:<math>c(t)=\langle a(0) a(t) \rangle,</math>
 
or vectorial, in which case the scalar product is taken:
 
or vectorial, in which case the scalar product is taken:
:<math>c(t)=\langle \vec{a}(0)\cdot\vec{b}(t) \rangle.</math>
+
:<math>c(t)=\langle \vec{a}(0)\cdot\vec{a}(t) \rangle.</math>
  
 
These correlations typically decay exponentially at long times:
 
These correlations typically decay exponentially at long times:

Latest revision as of 14:30, 23 June 2008

The autocorrelation of one magnitude refers to the temporal correlation of a magnitude with itself. The magnitude may be scalar:

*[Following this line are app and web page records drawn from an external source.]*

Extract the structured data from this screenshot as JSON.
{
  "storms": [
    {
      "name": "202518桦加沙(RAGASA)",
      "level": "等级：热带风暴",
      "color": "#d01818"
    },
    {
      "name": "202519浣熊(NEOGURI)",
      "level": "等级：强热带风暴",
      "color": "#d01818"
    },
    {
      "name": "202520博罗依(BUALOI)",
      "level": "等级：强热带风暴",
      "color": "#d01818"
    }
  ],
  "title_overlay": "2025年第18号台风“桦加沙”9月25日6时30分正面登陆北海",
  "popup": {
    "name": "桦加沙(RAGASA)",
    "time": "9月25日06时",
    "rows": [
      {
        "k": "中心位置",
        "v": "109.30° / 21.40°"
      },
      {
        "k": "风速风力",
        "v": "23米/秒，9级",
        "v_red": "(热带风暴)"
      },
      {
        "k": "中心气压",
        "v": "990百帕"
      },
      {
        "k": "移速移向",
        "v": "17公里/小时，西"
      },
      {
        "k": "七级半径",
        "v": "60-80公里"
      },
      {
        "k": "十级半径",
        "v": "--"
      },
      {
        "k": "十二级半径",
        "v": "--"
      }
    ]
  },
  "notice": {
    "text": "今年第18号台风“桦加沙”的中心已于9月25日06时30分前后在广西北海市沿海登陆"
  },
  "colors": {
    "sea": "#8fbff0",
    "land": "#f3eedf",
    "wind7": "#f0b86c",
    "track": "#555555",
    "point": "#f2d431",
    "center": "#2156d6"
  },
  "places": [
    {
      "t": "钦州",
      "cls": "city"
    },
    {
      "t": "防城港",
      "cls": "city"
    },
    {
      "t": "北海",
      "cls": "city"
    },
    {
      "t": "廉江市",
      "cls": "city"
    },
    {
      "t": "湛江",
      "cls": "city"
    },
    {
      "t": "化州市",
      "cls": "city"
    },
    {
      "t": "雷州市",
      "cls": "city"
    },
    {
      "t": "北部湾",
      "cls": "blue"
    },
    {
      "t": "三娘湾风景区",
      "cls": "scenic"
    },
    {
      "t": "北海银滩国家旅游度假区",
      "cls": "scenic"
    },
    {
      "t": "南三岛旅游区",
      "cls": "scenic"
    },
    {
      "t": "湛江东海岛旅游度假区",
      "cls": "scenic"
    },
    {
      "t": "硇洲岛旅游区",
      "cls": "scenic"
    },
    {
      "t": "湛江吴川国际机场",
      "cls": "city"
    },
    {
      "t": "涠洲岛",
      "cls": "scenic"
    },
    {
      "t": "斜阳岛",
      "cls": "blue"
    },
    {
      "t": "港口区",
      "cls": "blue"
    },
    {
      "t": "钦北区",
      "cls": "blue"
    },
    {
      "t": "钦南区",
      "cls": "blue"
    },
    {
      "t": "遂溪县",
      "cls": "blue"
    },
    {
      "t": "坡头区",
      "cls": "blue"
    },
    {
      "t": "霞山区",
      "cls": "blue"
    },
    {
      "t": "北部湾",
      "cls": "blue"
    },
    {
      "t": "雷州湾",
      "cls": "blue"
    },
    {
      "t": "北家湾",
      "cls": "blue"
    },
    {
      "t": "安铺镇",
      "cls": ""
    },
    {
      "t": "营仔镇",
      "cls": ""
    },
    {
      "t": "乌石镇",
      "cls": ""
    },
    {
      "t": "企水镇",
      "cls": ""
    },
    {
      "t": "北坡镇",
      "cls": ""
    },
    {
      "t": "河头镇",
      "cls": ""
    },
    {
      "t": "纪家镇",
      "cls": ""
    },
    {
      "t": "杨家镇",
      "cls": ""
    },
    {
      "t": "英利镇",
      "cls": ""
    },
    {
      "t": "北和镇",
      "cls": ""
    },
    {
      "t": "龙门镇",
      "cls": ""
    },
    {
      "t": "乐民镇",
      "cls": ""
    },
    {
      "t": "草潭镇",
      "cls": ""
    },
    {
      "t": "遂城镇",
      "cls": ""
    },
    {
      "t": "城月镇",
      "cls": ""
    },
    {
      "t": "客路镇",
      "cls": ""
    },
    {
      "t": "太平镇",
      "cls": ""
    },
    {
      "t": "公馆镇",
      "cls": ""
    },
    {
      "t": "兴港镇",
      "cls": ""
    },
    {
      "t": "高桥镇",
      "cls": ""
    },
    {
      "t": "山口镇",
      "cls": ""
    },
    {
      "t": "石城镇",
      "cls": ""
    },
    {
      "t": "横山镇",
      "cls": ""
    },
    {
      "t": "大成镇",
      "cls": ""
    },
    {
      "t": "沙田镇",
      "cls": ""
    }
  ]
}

c(t)=\langle a(0) a(t) \rangle,

or vectorial, in which case the scalar product is taken:

c(t)=\langle \vec{a}(0)\cdot\vec{a}(t) \rangle.

These correlations typically decay exponentially at long times:

c(t)=\exp(-t/\tau),

with a decay, or relaxation, time \tau. This holds if the underlying process is Markovian, and exceptions are known to occur, even in equilibrium classical fluids: the velocity autocorrelation function (see diffusion) is known to present a long tail (power-law) decay.

A different definition of the decay time would be the time integral of c(t):

\tau'=\int_0^\infty c(t) \,{\mathrm d}t ,

which coincides with the previous one if the decay is purely exponential. Since this is not the case at short times, the two times will be similar but different. This later definition seems to be more related to times experimentally measurable.